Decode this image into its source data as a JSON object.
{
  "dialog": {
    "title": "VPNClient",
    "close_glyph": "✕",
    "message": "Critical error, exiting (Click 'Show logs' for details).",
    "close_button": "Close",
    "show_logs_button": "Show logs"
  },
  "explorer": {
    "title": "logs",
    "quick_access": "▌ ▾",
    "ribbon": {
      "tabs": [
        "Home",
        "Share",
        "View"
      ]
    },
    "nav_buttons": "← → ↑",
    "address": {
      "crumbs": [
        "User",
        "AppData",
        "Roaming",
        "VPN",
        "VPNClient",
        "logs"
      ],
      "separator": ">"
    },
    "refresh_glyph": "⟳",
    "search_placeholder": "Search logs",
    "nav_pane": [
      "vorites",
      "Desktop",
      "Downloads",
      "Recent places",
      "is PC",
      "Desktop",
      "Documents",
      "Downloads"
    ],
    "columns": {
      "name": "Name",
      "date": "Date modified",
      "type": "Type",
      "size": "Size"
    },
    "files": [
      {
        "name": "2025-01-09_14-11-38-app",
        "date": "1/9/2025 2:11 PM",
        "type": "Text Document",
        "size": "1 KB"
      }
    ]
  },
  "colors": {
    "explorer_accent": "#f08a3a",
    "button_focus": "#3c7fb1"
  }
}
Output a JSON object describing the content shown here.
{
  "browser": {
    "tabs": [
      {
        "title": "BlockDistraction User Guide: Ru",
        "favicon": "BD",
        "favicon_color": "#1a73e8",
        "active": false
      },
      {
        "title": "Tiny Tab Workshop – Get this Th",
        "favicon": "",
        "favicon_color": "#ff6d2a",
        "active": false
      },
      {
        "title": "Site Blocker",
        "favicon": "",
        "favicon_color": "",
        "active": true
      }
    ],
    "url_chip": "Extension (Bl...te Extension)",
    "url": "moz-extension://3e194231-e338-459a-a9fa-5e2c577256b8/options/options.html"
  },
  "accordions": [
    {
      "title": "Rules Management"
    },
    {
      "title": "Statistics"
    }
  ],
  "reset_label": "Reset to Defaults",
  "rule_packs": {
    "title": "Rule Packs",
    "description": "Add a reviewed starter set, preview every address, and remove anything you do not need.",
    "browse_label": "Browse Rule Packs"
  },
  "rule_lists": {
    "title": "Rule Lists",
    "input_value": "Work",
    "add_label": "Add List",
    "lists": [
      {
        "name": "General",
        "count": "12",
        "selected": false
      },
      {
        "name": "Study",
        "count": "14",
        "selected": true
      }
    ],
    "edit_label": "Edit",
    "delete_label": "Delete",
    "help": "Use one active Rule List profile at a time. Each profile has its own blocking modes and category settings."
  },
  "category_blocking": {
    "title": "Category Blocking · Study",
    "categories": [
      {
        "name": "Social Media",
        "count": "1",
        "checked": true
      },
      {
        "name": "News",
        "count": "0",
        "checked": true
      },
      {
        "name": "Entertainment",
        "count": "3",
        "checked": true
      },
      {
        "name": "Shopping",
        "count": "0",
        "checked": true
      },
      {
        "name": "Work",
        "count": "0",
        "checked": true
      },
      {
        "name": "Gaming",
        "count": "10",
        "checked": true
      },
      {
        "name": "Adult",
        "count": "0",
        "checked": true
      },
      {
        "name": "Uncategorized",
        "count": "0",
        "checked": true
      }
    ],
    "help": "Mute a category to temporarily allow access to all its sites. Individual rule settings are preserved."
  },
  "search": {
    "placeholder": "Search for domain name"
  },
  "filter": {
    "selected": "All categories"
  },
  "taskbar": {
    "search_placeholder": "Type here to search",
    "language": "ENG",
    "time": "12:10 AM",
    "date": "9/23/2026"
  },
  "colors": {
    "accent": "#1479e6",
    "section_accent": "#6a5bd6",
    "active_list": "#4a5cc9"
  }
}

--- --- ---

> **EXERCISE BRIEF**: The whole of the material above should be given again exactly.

> **SOLUTION**:
Decode this image into its source data as a JSON object.
{
  "dialog": {
    "title": "VPNClient",
    "close_glyph": "✕",
    "message": "Critical error, exiting (Click 'Show logs' for details).",
    "close_button": "Close",
    "show_logs_button": "Show logs"
  },
  "explorer": {
    "title": "logs",
    "quick_access": "▌ ▾",
    "ribbon": {
      "tabs": [
        "Home",
        "Share",
        "View"
      ]
    },
    "nav_buttons": "← → ↑",
    "address": {
      "crumbs": [
        "User",
        "AppData",
        "Roaming",
        "VPN",
        "VPNClient",
        "logs"
      ],
      "separator": ">"
    },
    "refresh_glyph": "⟳",
    "search_placeholder": "Search logs",
    "nav_pane": [
      "vorites",
      "Desktop",
      "Downloads",
      "Recent places",
      "is PC",
      "Desktop",
      "Documents",
      "Downloads"
    ],
    "columns": {
      "name": "Name",
      "date": "Date modified",
      "type": "Type",
      "size": "Size"
    },
    "files": [
      {
        "name": "2025-01-09_14-11-38-app",
        "date": "1/9/2025 2:11 PM",
        "type": "Text Document",
        "size": "1 KB"
      }
    ]
  },
  "colors": {
    "explorer_accent": "#f08a3a",
    "button_focus": "#3c7fb1"
  }
}
Output a JSON object describing the content shown here.
{
  "browser": {
    "tabs": [
      {
        "title": "BlockDistraction User Guide: Ru",
        "favicon": "BD",
        "favicon_color": "#1a73e8",
        "active": false
      },
      {
        "title": "Tiny Tab Workshop – Get this Th",
        "favicon": "",
        "favicon_color": "#ff6d2a",
        "active": false
      },
      {
        "title": "Site Blocker",
        "favicon": "",
        "favicon_color": "",
        "active": true
      }
    ],
    "url_chip": "Extension (Bl...te Extension)",
    "url": "moz-extension://3e194231-e338-459a-a9fa-5e2c577256b8/options/options.html"
  },
  "accordions": [
    {
      "title": "Rules Management"
    },
    {
      "title": "Statistics"
    }
  ],
  "reset_label": "Reset to Defaults",
  "rule_packs": {
    "title": "Rule Packs",
    "description": "Add a reviewed starter set, preview every address, and remove anything you do not need.",
    "browse_label": "Browse Rule Packs"
  },
  "rule_lists": {
    "title": "Rule Lists",
    "input_value": "Work",
    "add_label": "Add List",
    "lists": [
      {
        "name": "General",
        "count": "12",
        "selected": false
      },
      {
        "name": "Study",
        "count": "14",
        "selected": true
      }
    ],
    "edit_label": "Edit",
    "delete_label": "Delete",
    "help": "Use one active Rule List profile at a time. Each profile has its own blocking modes and category settings."
  },
  "category_blocking": {
    "title": "Category Blocking · Study",
    "categories": [
      {
        "name": "Social Media",
        "count": "1",
        "checked": true
      },
      {
        "name": "News",
        "count": "0",
        "checked": true
      },
      {
        "name": "Entertainment",
        "count": "3",
        "checked": true
      },
      {
        "name": "Shopping",
        "count": "0",
        "checked": true
      },
      {
        "name": "Work",
        "count": "0",
        "checked": true
      },
      {
        "name": "Gaming",
        "count": "10",
        "checked": true
      },
      {
        "name": "Adult",
        "count": "0",
        "checked": true
      },
      {
        "name": "Uncategorized",
        "count": "0",
        "checked": true
      }
    ],
    "help": "Mute a category to temporarily allow access to all its sites. Individual rule settings are preserved."
  },
  "search": {
    "placeholder": "Search for domain name"
  },
  "filter": {
    "selected": "All categories"
  },
  "taskbar": {
    "search_placeholder": "Type here to search",
    "language": "ENG",
    "time": "12:10 AM",
    "date": "9/23/2026"
  },
  "colors": {
    "accent": "#1479e6",
    "section_accent": "#6a5bd6",
    "active_list": "#4a5cc9"
  }
}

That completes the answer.